[Editor’s Note: Combat veteran and amateur military historian Charles Herrick’s crucial earlier posts in this series corrected 70 years’ worth of miscaptioning of one of Robert Capa’s ten D-Day photographs from Omaha Beach, and pinpointed the exact location and approximate time at which he landed on the Easy Red sector with a later wave.

In […]

Guest Post 24: Charles Herrick on Capa’s D-Day (e)

It appears that Capa was taking a picture in the general direction of LCI(L)-94 at about the same time someone on that LCI was taking a picture while pointing his lens toward Capa. Comparing the two images, we find the same obstacles are visible in both. […]

Guest Post 20: Charles Herrick on Capa’s D-Day (d)

Capa’s account of his landing in his book “Slightly Out of Focus” clearly had been “pumped up” for sales. Capa apparently lifted the carnage that occurred elsewhere on Omaha Beach and superimposed it on his own much less deadly experiences.
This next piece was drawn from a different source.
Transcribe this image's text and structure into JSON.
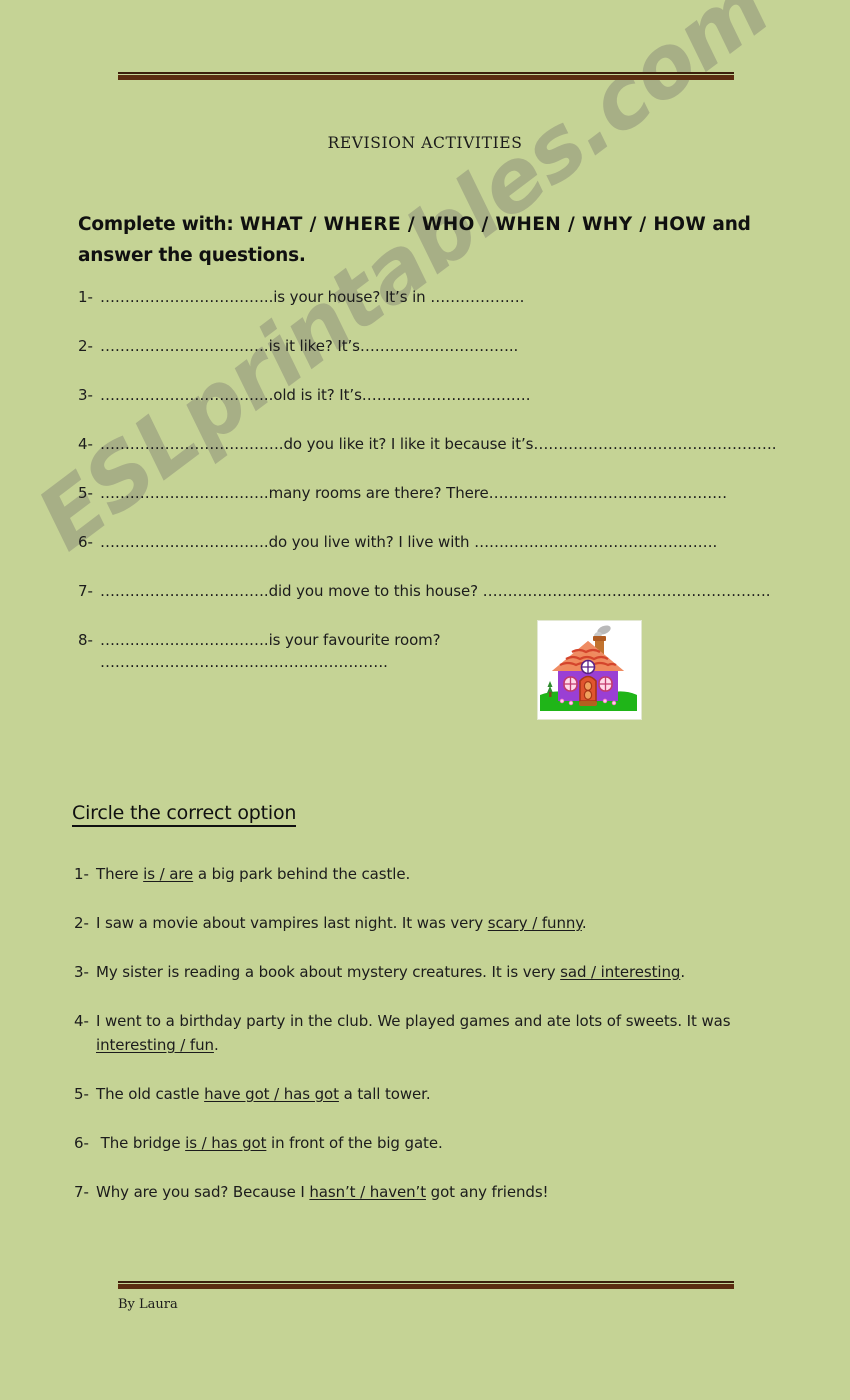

One only has to take a fresh, unbiased look at his photos for proof. […]

Guest Post 20: Charles Herrick on Capa’s D-Day (c)

Intermittent enemy artillery fire covered the area of the “Roman ruins” on the Easy Read sector of Omaha Beach, where Capa landed, but it primarily targeted larger landing craft, and was not capable of stopping an infantry advance. The area of the ruins was in fact a seam in the enemy defenses, one that would prove fatal to the Germans and a godsend to the Americans. […]

Guest Post 13: J. Ross Baughman on Omaha Beach (a)

Capa is still standing atop the landing ramp of the Higgins boat, shifting his camera slightly more to the left. He can now see a living timeline of the invasion’s progress spread out in front of him. The very first American soldiers hit Omaha Beach at 06:30 a.m., and at least 18 are shown after they struggled across the 300 yards to a steep incline of sand nicknamed The Shingle. […]